Apart from the online resources I introduced a while ago in the two posts “Tiếng Anh dành cho người đã đi làm” and “Tiếng Anh dành cho người đã đi làm – Phần 2” in my other web blog, which includes a couple of journals and Vietnam voanews, today I would like to introduce you to some podcasts specified in business English.

1. Business English Pod. Here you will listen to conversations that happen in regular business meeting, such as how to mingle with colleagues, how to answer in interviews, and how to  present in a meeting, etc.

2. Video Vocab – Learn English vocabularies for business through short, cute, informative videos, which always end with a short practice for the words you have just learned. As an ESL learner, you may already know or hear of most of the terms, but are not sure about…

View original post 110 more words

Great explanation on the subtle differences between “can” and “may”

The Daily Post

Photo by Flickr user

I believe it’s generally known that “can” is the favored verb when asking about whether it’s physically or mentally possible to do a thing and “may” is favored when asking for permission, but there turn out to be some nuances that can be a little confusing. With the help of Bryan A. Garner’s A Dictionary of Modern American Usage (which I refer to often in these posts), I’ll outline some of the nuances.

First, Garner allows that in speech and informal writing, the distinction is insisted upon only by the “insufferable precisian.” So when blogging informally, feel free to use “can” in place of “may.” In fact, among three caveats Garner offers is one suggesting that over-use of “may” can give your writing a prissy tone.

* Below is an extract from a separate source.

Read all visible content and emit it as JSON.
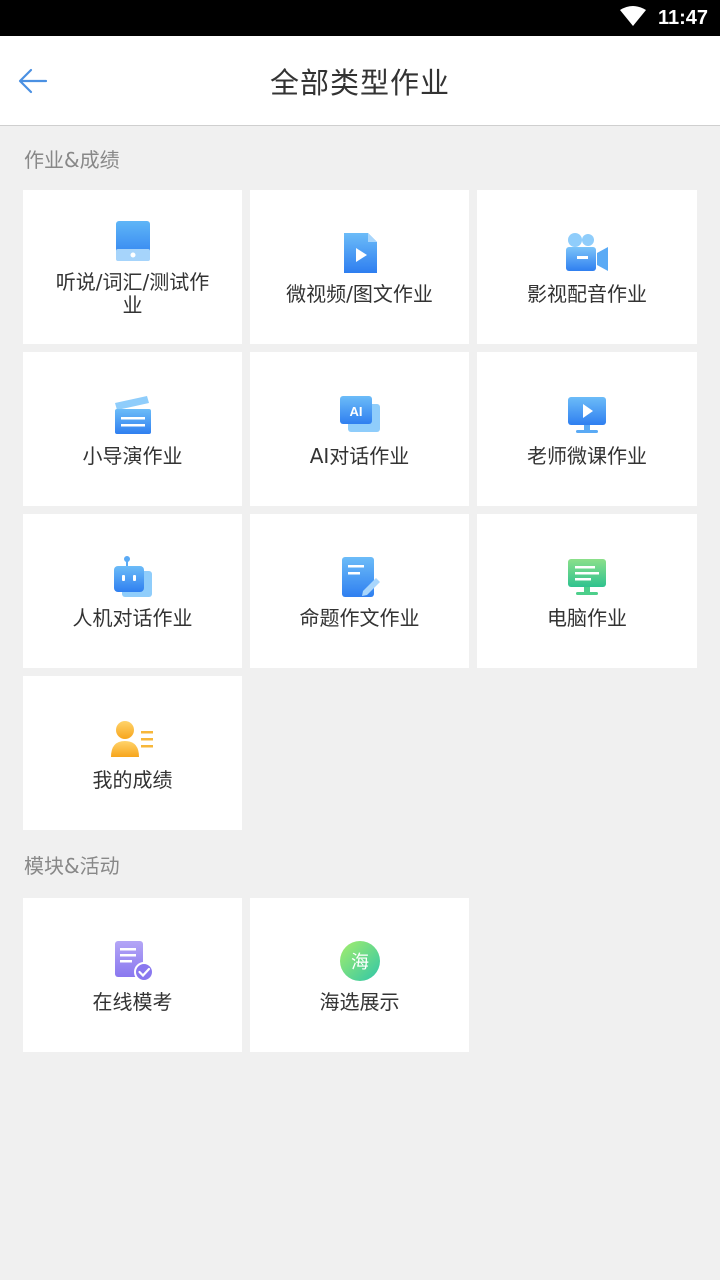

The other two caveats:

  • Use of phrases like “mayn’t I” or “may I not” can be stilted, so it’s…

View original post 199 more words